"I'll scrape those off, and we can put some more on," she said quickly, smiling brightly at the younger girl.

Jill gave her a grateful smile; Eustace came up behind them and took a look at the ruined cookies, whistling at the sight.

"I thought you said you knew how to bake cookies, Pole," he remarked, picking up one of the charred objects and looking it over carefully. "This thing isn't even edible."

It was the wrong thing to say.

"Well that's nice, Scrubb!" Jill spun around, face red and blue eyes blazing. "You volunteer me to make the cookies, tease me about Salmonella, poke fun at my comments, steal the cookie dough, distract me so I forget about the cookies, and then tell me I can't cook?"

She ripped off the oven mitt and threw it at him, turning and storming out of the kitchen, cheeks flaming, and leaving a very bewildered Eustace standing there, holding the oven mitt and looking rather distressed.

No one said anything for a moment. All three of the Pevensies just stood there, staring at their cousin, who was now turning rather red himself.

"Aren't you going to go after her?" Lucy finally asked, giving him a significant look.

"After her!" Eustace sputtered. "Go after Pole…when she's angry?"

"You were the one that riled her up," Edmund remarked, earning a glare from Eustace.

"I didn't mean to; I was only stating the obvious! Heavens knows you can't eat burned cookies," their cousin protested.

"But you didn't have to say so," Lucy retorted sternly.

No one spoke for another moment. Eustace stared at the kitchen door that Jill had gone through, still swinging back and forth. Then he swallowed hard.

"But I…"

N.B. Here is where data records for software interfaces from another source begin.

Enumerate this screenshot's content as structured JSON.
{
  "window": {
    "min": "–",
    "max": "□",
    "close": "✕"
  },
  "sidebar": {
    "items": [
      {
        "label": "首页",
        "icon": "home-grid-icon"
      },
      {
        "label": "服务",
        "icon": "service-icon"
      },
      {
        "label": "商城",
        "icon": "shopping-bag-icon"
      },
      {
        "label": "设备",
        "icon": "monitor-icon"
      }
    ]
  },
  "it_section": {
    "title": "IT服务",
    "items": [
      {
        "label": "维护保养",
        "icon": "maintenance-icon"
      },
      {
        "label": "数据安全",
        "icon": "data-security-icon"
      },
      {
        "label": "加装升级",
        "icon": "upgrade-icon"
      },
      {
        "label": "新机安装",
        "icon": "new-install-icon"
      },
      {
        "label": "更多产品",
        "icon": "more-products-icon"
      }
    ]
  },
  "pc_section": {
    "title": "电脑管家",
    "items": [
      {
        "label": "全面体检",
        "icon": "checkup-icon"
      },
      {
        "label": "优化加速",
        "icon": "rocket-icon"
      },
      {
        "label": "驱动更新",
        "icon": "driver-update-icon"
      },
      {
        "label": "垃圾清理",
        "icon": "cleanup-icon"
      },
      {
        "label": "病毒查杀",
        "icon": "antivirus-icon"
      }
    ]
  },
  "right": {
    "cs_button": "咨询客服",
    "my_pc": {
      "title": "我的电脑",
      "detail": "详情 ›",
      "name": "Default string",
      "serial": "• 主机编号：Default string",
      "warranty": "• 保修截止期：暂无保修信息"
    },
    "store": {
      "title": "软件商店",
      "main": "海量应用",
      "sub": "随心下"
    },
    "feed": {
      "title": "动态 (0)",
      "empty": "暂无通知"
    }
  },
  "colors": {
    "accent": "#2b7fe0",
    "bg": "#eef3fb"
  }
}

"Go on, Eustace," Peter said quietly from his side of the room. "You're the one who began the quarrel. Go make it right."

Eustace looked down at his shoes, and squeezed his eyes tightly shut.

Oh WHY must I have a High King for an older cousin?

He looked up again, and locked eyes with Edmund. His cousin raised an eyebrow, and then jerked his head toward the door. With a sigh, Eustace marched forward and pushed through the door…

…just as Jill pushed through from the other side. The two collided in the doorway, and Jill fell forward, landing hard on the kitchen floor, while Eustace caught himself and grabbed onto the counter. Hesitating for only a fraction of a second, he reached down and grabbed her hand, pulling her gently to her feet.

"You all right?"

Jill nodded embarrassedly, blushing, but then meeting Eustace's gaze.

"Sorry. I shouldn't have stormed off like that."

Eustace gave her an apologetic grin and shook his head.

"My fault. I didn't mean it about the cookies."

"Yes you did," Jill retorted, her eyes glinting.

He shrugged and sighed.

"Forgive me?"

"Of course."

There was a moment of silence as the two friends stared at each other, and then they started to smile. Then Edmund cleared his throat.

"What'd I say? An old married couple; that's what you sound like. Quarrelling and forgiving each other-just like that." He snapped his fingers.

Everyone in the room turned to Edmund and gave him a glare. Lucy elbowed him, and he raised his eyebrows.

"What? What'd I say?"

Eustace and Jill exchanged a grin, and then Jill marched over to the counter, grabbing a burnt cookie and thrust it into a bewildered Edmund's hands.

"Call us an old married couple again, and I'll make you eat the whole batch," she threatened, frowning in mock seriousness, but eyes sparkling with fun. "This time you only get one."